Let’s clarify the situation: Obstacle course racing isn’t an independent sport in the 2028 Olympics. It has been officially incorporated into Modern Pentathlon, a confirmed Olympic sport. While OCR isn’t an Olympic sport by itself, it’s a positive step forward. It guarantees global exposure to OCR, regardless of whether it’s a 25-second sprint, a 3 3-kilometer race or a 3-hour endurance race.
I understand the criticism that OCR isn’t in the Olympics, and that’s true. However, a variant of obstacle racing is part of the Olympics. We didn’t hear complaints about the 100m events in places like Belgium or Mammoth Lakes not being considered OCR.
The definition of Obstacle Course Racing (as per Wikipedia) is a sport in which a competitor, traveling on foot, must overcome various physical challenges in the form of obstacles. Granted, what is in Modern Pentathlon is closer to “ninja” than “OCR”. I acknowledge that.

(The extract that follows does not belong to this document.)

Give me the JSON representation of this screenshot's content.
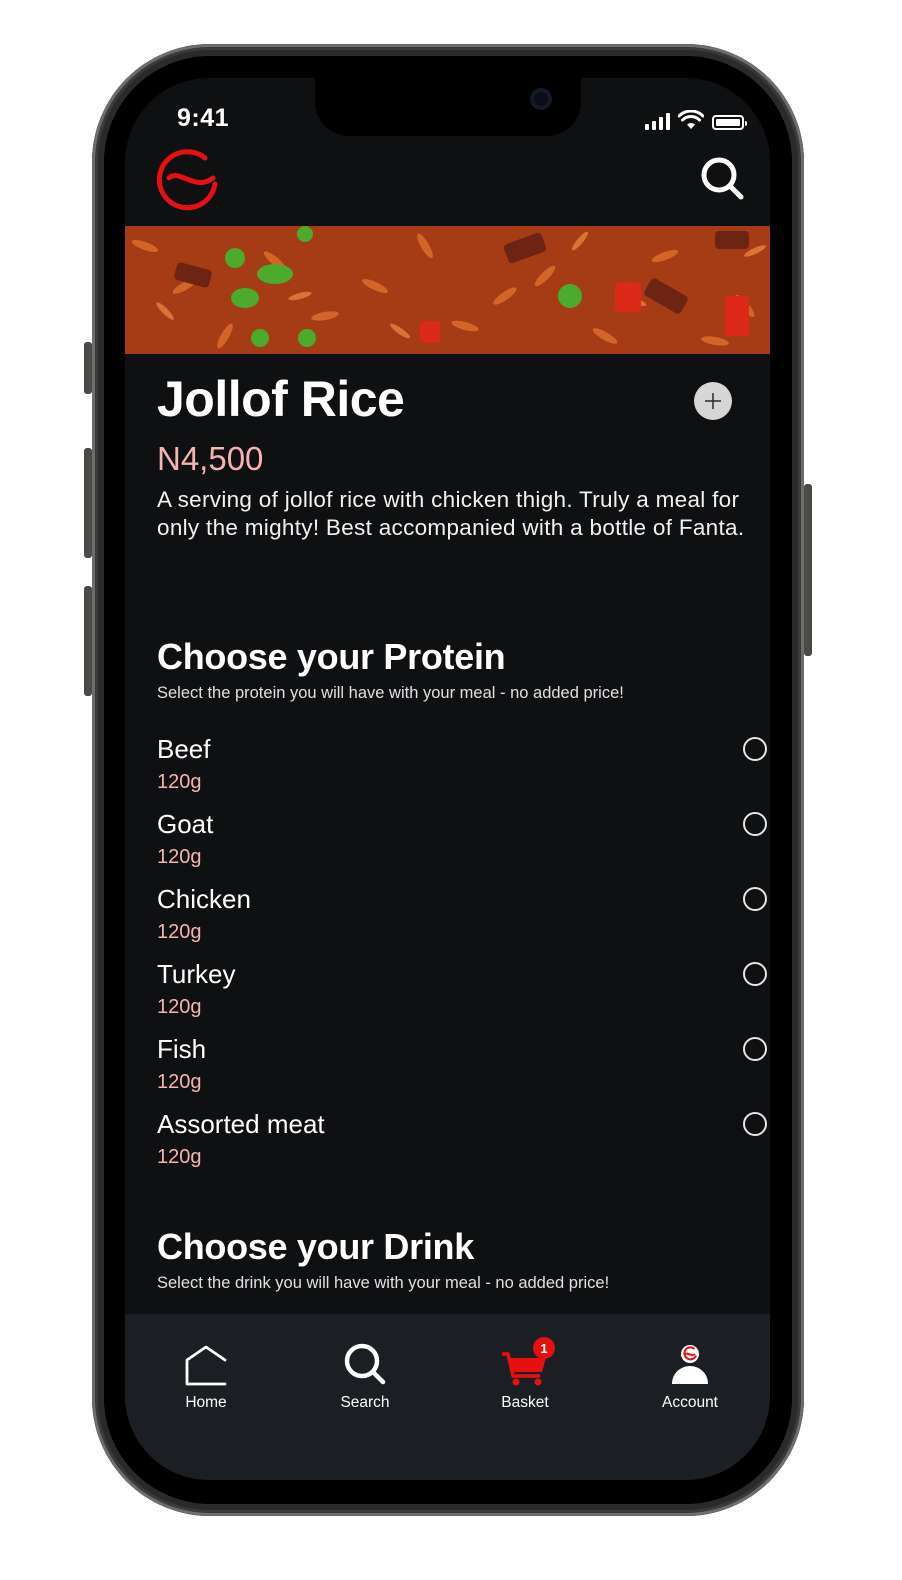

I also believe that something is better than nothing.
The inclusion of the Obstacle Discipline in the 2028 Olympics won’t harm our sport. It will bring more attention and introduce people worldwide to obstacle sports, potentially boosting event attendance.
While OCR as we know it may not become an Olympic sport, we envision a future where it has its own version of exciting races like the 100m, 400m track, and 3k. These short, thrilling events could captivate TV audiences.
In summary, OCR isn’t an Olympic sport, but the Obstacle Discipline in Modern Pentathlon is a small step forward. Let’s embrace this progress and keep working toward the future.
Russ Blatt is the Founder and CEO of OCR Buddy. He also serves as the Athlete Committee Chair of USAOCR and is a member of the board of directors. OCR Buddy is also a partner of World OCR.